Experts examine control measures to prevent health risk of sprouted seeds 30 Jan 2012
Following last year's E. Coli O104 outbreak in Europe which were linked to supplies of European fenugreek seeds, the European Food Safety Authority (EFSA) declared that sprouted seeds pose food safety concerns due to their potential for contamination. Over the last two weeks, European experts have met on two occasions, first to discuss new control measures to prevent another outbreak from occuring and second, the introduction of control measures to improve sprouted seed safety.
Sprouted seeds pose unique microbiological food safety concerns because the conditions needed for germination and sprouting are ideal for bacteria to flourish.

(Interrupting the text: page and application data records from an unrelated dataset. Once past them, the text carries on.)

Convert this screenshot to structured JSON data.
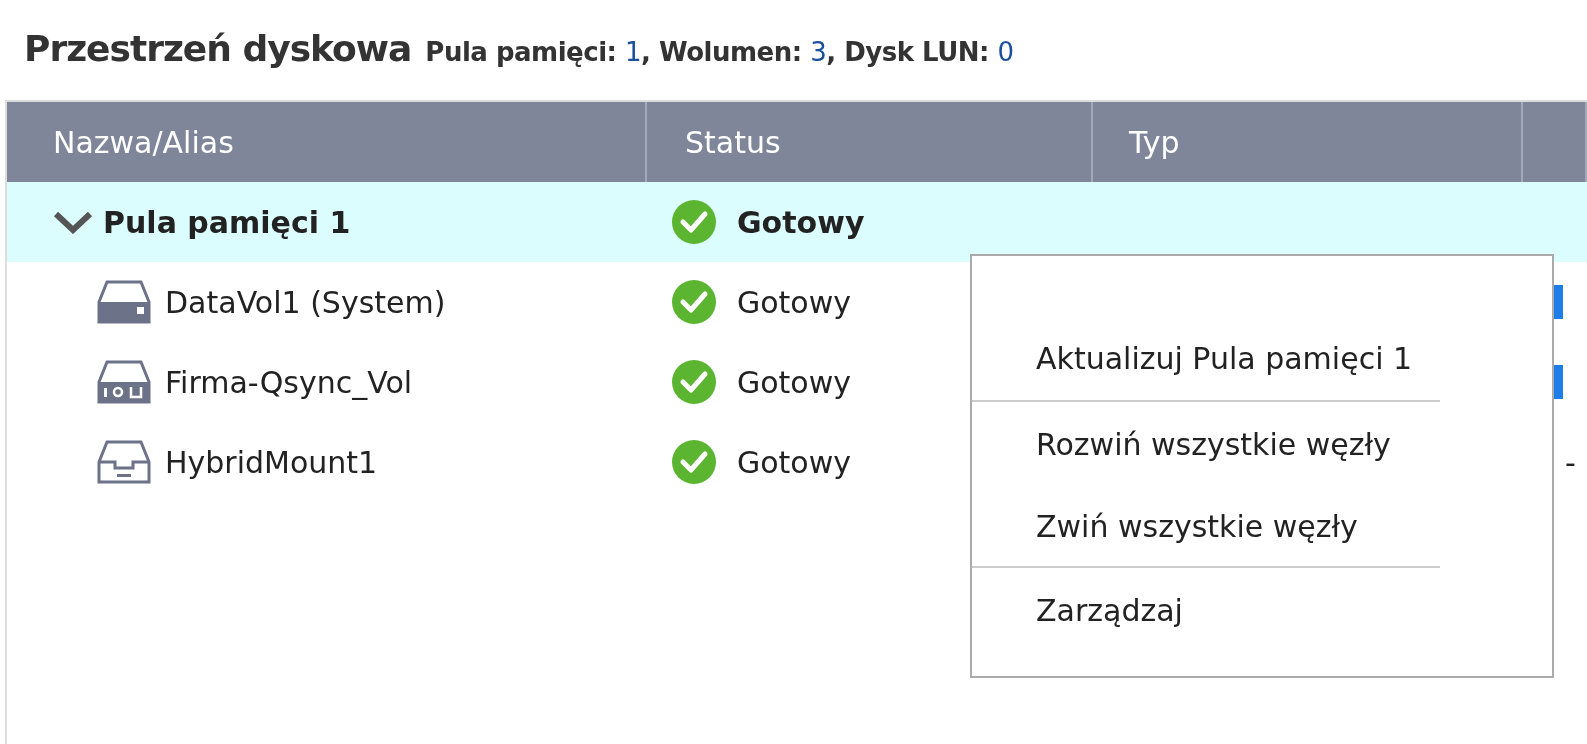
{
  "header": {
    "title": "Przestrzeń dyskowa",
    "summary": [
      {
        "label": "Pula pamięci:",
        "value": "1"
      },
      {
        "label": ", Wolumen:",
        "value": "3"
      },
      {
        "label": ", Dysk LUN:",
        "value": "0"
      }
    ]
  },
  "table": {
    "columns": [
      "Nazwa/Alias",
      "Status",
      "Typ",
      ""
    ],
    "rows": [
      {
        "kind": "pool",
        "name": "Pula pamięci 1",
        "expanded": true,
        "selected": true,
        "status": "Gotowy",
        "column_4": {
          "kind": "none"
        }
      },
      {
        "kind": "volume",
        "name": "DataVol1 (System)",
        "selected": false,
        "status": "Gotowy",
        "column_4": {
          "kind": "bar"
        }
      },
      {
        "kind": "volume",
        "name": "Firma-Qsync_Vol",
        "selected": false,
        "status": "Gotowy",
        "column_4": {
          "kind": "bar"
        }
      },
      {
        "kind": "volume",
        "name": "HybridMount1",
        "selected": false,
        "status": "Gotowy",
        "column_4": {
          "kind": "text",
          "text": "-"
        }
      }
    ]
  },
  "context_menu": {
    "items": [
      {
        "kind": "item",
        "label": "Aktualizuj Pula pamięci 1"
      },
      {
        "kind": "separator"
      },
      {
        "kind": "item",
        "label": "Rozwiń wszystkie węzły"
      },
      {
        "kind": "item",
        "label": "Zwiń wszystkie węzły"
      },
      {
        "kind": "separator"
      },
      {
        "kind": "item",
        "label": "Zarządzaj"
      }
    ]
  }
}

If the seeds are contaminated by even a small amount of pathogenic bacteria during the production chain, the health risk can grow substantially before the product reaches a consumer.

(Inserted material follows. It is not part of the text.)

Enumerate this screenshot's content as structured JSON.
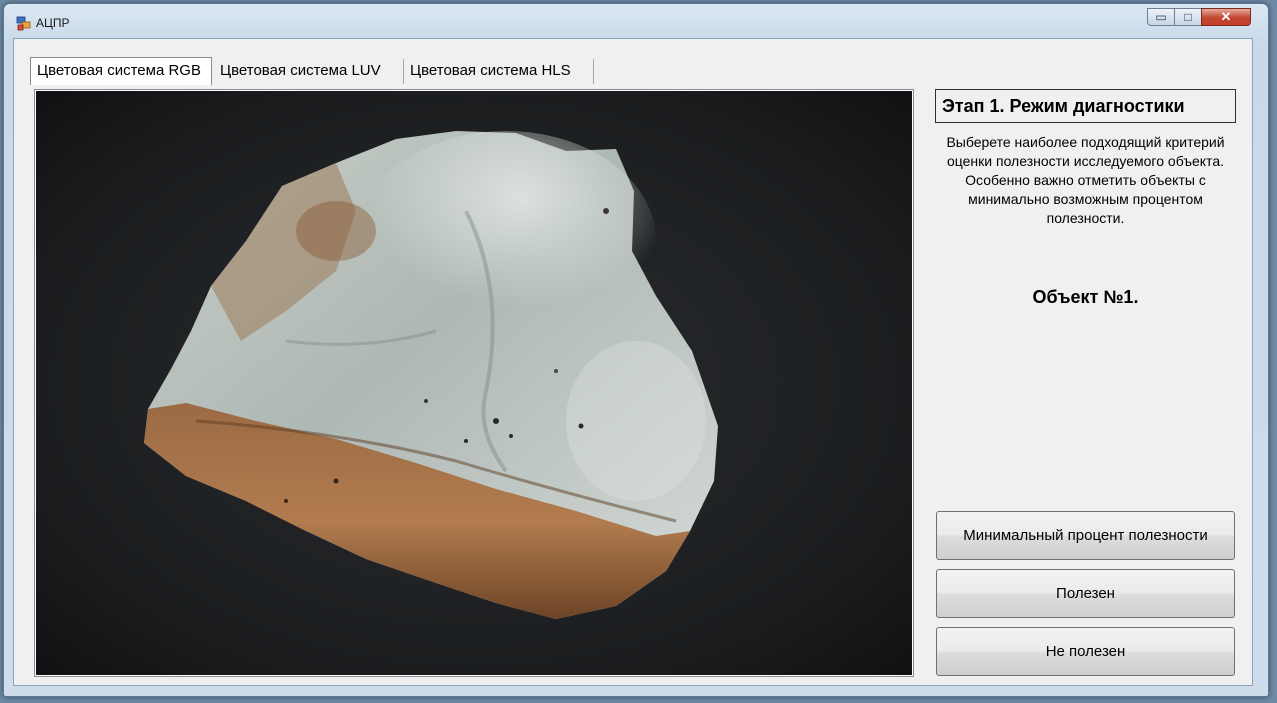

Earlier this month, a meeting of the Advisory Committee on the Microbiological Safety of Food (ACMSF) led to heightened concerns about the safety of sprouted seeds. Last week, experts from EU Member States, including the FSA, met to discuss possible control measures to improve the safety of sprouted seeds. One such potential measure is the use of irradiation, which would require a change in EU law. Members of the EU hope to reach a quick outcome which will lead to the improvement of food safety in Europe.